So happy to FINALLY complete the much anticipated, critically acclaimed Provocative Percussion series by Mr. Enoch Light and the Light Brigade. Hernando’s Hideaway is an early standout, followed by Foggy Day Cha Cha and What is This Thing Called Love. Completing a set is so gratifying, though I’m a bit sad that my journey is over. Oh, well. Now, it’s time to listen.
1959-1961 were very busy years for Command Records, and its owner / originator and record producer Enoch Light. Releasing all four volumes of Persuasive Percussion within this time, as well as Volumes 1 – 3 of Provocative Percussion (Volume 4 came out in 1962), the label, and mastermind Mr. Light, damn-near defined the Space Age Pop sound, while offered amazing, minimalist album covers in the process. If you’ve ever wanted to fill your bachelor pad with the persuasive and provocative sounds of Space Age Pop, we strongly recommend either (both) of these collections.
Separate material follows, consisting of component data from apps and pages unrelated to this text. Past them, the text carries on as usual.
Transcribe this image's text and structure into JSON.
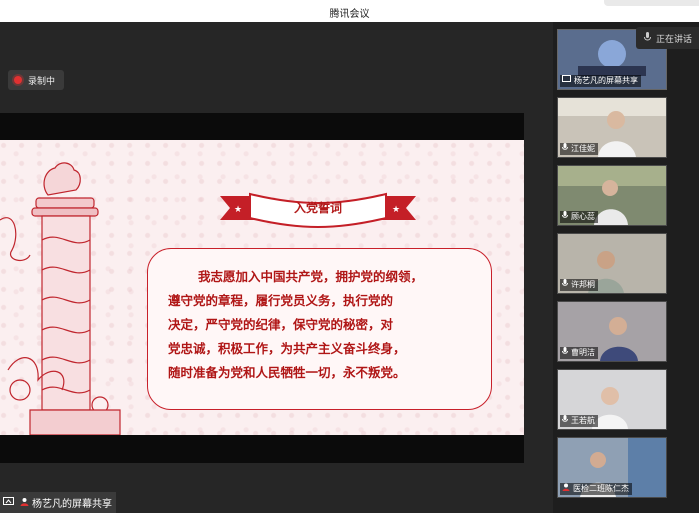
{
  "window": {
    "title": "腾讯会议"
  },
  "recording": {
    "label": "录制中"
  },
  "slide": {
    "heading": "入党誓词",
    "oath_lines": [
      "我志愿加入中国共产党，拥护党的纲领，",
      "遵守党的章程，履行党员义务，执行党的",
      "决定，严守党的纪律，保守党的秘密，对",
      "党忠诚，积极工作，为共产主义奋斗终身，",
      "随时准备为党和人民牺牲一切，永不叛党。"
    ]
  },
  "presenter": {
    "label": "杨艺凡的屏幕共享"
  },
  "speaking": {
    "label": "正在讲话"
  },
  "participants": [
    {
      "name": "杨艺凡的屏幕共享",
      "type": "screen-share"
    },
    {
      "name": "江佳妮",
      "type": "camera"
    },
    {
      "name": "顾心蕊",
      "type": "camera"
    },
    {
      "name": "许邦桐",
      "type": "camera"
    },
    {
      "name": "曹明洁",
      "type": "camera"
    },
    {
      "name": "王若航",
      "type": "camera"
    },
    {
      "name": "医检二班陈仁杰",
      "type": "camera"
    }
  ],
  "colors": {
    "oath_red": "#b01616",
    "slide_bg": "#fbeff0",
    "app_bg": "#242424"
  }
}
If only for the intoxicating album cover, one should check out Dick Hyman’s explosive, Provocative Piano. Released in 1960, this organ-dancing, cool-man’s-groove music will tickle your fancy just as easily as it tickles the permeating plastic keys of Dick’s outrageous organ. One listen and you’ll get exactly what I’m jivin’ at, boss. Enjoy, and tell ’em the Groove sent’cha!
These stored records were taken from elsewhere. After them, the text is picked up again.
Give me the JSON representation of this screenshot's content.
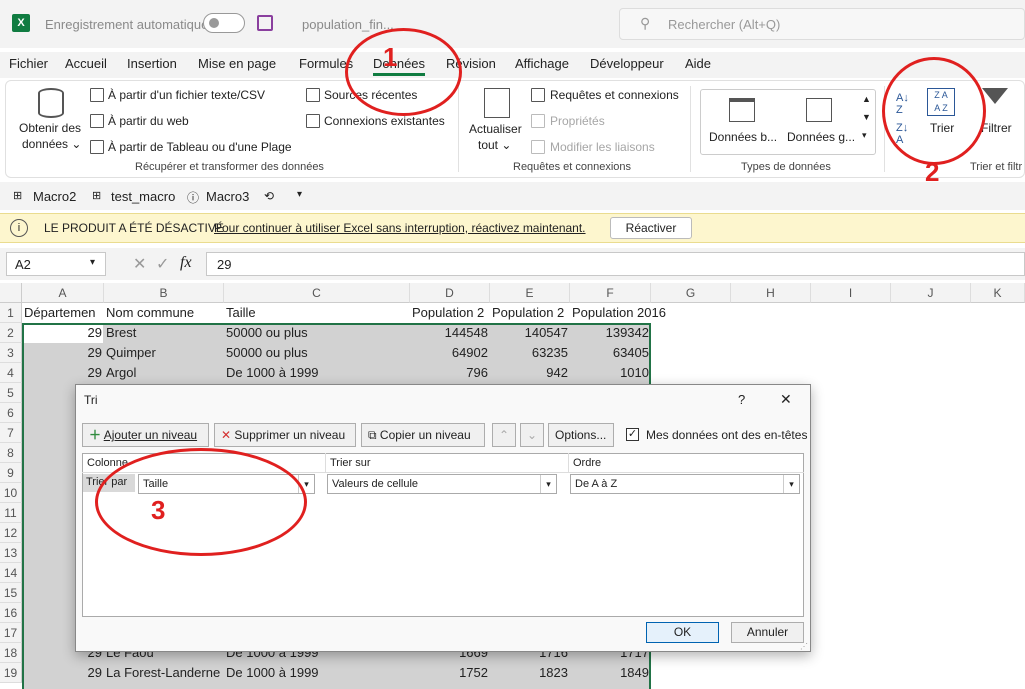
{
  "title": {
    "app_icon": "X",
    "autosave": "Enregistrement automatique",
    "filename": "population_fin...",
    "search": "Rechercher (Alt+Q)"
  },
  "menu": [
    "Fichier",
    "Accueil",
    "Insertion",
    "Mise en page",
    "Formules",
    "Données",
    "Révision",
    "Affichage",
    "Développeur",
    "Aide"
  ],
  "ribbon": {
    "get_data": [
      "Obtenir des",
      "données ⌄"
    ],
    "from_csv": "À partir d'un fichier texte/CSV",
    "from_web": "À partir du web",
    "from_table": "À partir de Tableau ou d'une Plage",
    "recent": "Sources récentes",
    "existing": "Connexions existantes",
    "grp1": "Récupérer et transformer des données",
    "refresh": [
      "Actualiser",
      "tout ⌄"
    ],
    "queries": "Requêtes et connexions",
    "props": "Propriétés",
    "links": "Modifier les liaisons",
    "grp2": "Requêtes et connexions",
    "dt1": "Données b...",
    "dt2": "Données g...",
    "grp3": "Types de données",
    "sort": "Trier",
    "filter": "Filtrer",
    "grp4": "Trier et filtr"
  },
  "quickaccess": [
    "Macro2",
    "test_macro",
    "Macro3"
  ],
  "banner": {
    "title": "LE PRODUIT A ÉTÉ DÉSACTIVÉ",
    "msg": "Pour continuer à utiliser Excel sans interruption, réactivez maintenant.",
    "btn": "Réactiver"
  },
  "formula": {
    "cell": "A2",
    "value": "29",
    "fx": "fx"
  },
  "columns": [
    "A",
    "B",
    "C",
    "D",
    "E",
    "F",
    "G",
    "H",
    "I",
    "J",
    "K"
  ],
  "header_row": [
    "Départemen",
    "Nom commune",
    "Taille",
    "Population 2",
    "Population 2",
    "Population 2016"
  ],
  "rows": [
    [
      "29",
      "Brest",
      "50000 ou plus",
      "144548",
      "140547",
      "139342"
    ],
    [
      "29",
      "Quimper",
      "50000 ou plus",
      "64902",
      "63235",
      "63405"
    ],
    [
      "29",
      "Argol",
      "De 1000 à 1999",
      "796",
      "942",
      "1010"
    ]
  ],
  "bottom_rows": [
    [
      "29",
      "Le Faou",
      "De 1000 à 1999",
      "1669",
      "1716",
      "1717"
    ],
    [
      "29",
      "La Forest-Landerne",
      "De 1000 à 1999",
      "1752",
      "1823",
      "1849"
    ]
  ],
  "row_numbers": [
    "1",
    "2",
    "3",
    "4",
    "5",
    "6",
    "7",
    "8",
    "9",
    "10",
    "11",
    "12",
    "13",
    "14",
    "15",
    "16",
    "17",
    "18",
    "19"
  ],
  "dialog": {
    "title": "Tri",
    "help": "?",
    "close": "✕",
    "add": "Ajouter un niveau",
    "del": "Supprimer un niveau",
    "copy": "Copier un niveau",
    "options": "Options...",
    "headers_check": "Mes données ont des en-têtes",
    "col_hdr": "Colonne",
    "sort_on_hdr": "Trier sur",
    "order_hdr": "Ordre",
    "sortby": "Trier par",
    "col_val": "Taille",
    "sort_on_val": "Valeurs de cellule",
    "order_val": "De A à Z",
    "ok": "OK",
    "cancel": "Annuler"
  },
  "annotations": {
    "n1": "1",
    "n2": "2",
    "n3": "3",
    "color": "#e0201f"
  }
}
Ever’ so once in a blue moon, it’s Johnny Cash time, and on those rare instances where substance outweighs initial flair, it’s Johnny Cash Sings Hank Williams time. Now, more than ever, is that time. Take stock, kids… stock in the honest things that make you what you are. The rest is dispensable rhetoric, disguised as irreplaceable necessity. Weed through the muck. You’ll thank yourself tomorrow.
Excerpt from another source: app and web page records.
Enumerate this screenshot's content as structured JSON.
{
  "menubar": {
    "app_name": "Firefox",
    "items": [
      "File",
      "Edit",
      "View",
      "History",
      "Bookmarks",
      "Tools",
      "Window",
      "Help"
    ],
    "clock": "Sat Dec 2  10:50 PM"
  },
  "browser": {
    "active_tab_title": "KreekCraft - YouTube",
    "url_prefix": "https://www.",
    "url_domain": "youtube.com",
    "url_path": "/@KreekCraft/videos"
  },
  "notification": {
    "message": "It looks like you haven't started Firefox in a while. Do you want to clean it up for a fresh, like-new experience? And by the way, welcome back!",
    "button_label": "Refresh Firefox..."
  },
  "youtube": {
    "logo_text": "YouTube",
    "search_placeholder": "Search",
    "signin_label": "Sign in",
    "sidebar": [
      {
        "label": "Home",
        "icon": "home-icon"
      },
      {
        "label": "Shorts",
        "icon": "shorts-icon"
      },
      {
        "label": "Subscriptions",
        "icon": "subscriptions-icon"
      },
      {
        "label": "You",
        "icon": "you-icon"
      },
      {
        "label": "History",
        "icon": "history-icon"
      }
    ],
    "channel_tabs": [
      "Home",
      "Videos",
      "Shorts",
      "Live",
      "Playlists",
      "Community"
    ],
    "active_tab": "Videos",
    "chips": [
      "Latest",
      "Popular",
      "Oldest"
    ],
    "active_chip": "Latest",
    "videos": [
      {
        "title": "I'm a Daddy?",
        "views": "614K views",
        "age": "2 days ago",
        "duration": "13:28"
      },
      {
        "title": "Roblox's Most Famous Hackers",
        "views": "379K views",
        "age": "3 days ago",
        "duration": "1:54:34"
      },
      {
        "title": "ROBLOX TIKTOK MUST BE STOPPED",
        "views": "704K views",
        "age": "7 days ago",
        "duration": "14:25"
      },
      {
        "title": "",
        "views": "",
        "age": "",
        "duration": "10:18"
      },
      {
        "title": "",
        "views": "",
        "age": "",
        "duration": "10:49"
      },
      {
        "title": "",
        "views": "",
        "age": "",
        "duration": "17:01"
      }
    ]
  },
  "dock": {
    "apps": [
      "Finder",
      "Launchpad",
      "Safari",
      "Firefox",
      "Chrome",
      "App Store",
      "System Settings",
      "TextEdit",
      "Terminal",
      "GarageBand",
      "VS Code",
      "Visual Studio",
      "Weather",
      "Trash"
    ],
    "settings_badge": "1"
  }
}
The back sleeve to Ernie Heckscher’s At the Fabulous Fairmont boasts and brags about the social elite swilling it night after night in the coveted Venetian Room of San Francisco’s prominent Fabulous Fairmont high atop Nob Hill. 1960 would have been an interesting year to experience. I’d happily trade say, 2002 for it. Anyway, yet another easy listening treat for you this third Thursday before Christmas. I’ve been in a bit of a vintage mood as of late, if you haven’t noticed. Ernie Heckscher At the Fabulous Fairmont makes for great background music to just about any activity, save maybe for watching The Good Wife on Netflix. Tomorrow is Friday. This makes us happy.
A close friend and old roommate had a copy of this record back in the day, so when I saw it at Nickelodeon Records in San Diego for a cool $3, I had get it. From the cover, to the tracklist, to the Darin-esk cool within, Darin at the Copa, at least this copy, has found a welcoming place to call home in our collection.
Side note time: Nickelodeon Records was where I found my first Tim Hardin record, 1967’s This is Tim Hardin. I own all but a few of his albums now, and I’m grateful to the two women at Nickelodeon for helping to supply the essential ingredient to arguably the best discography known to man… arguably.
Alex North led a profoundly prolific career, this much is obvious. His work on the original 2001: A Space Odyssey score alone sets him a head above the cinematic competition, but here are a few other Alex North projects you may have overlooked (if you’re anything like me): A Streetcar Named Desire (1951), Spartacus (1960), The Misfits (1961), Cleopatra (1963), and Who’s Afraid of Virginia Woolf? (1966), to name only a short few. This Spartacus soundtrack is a 1980 reissue of the original 1960 release, but a quick look on Discogs yields a fairly reasonable price for both versions (in the $6 range). Although soundtracks aren’t my immediate go to, they are a nifty little orchestral oasis once in a while.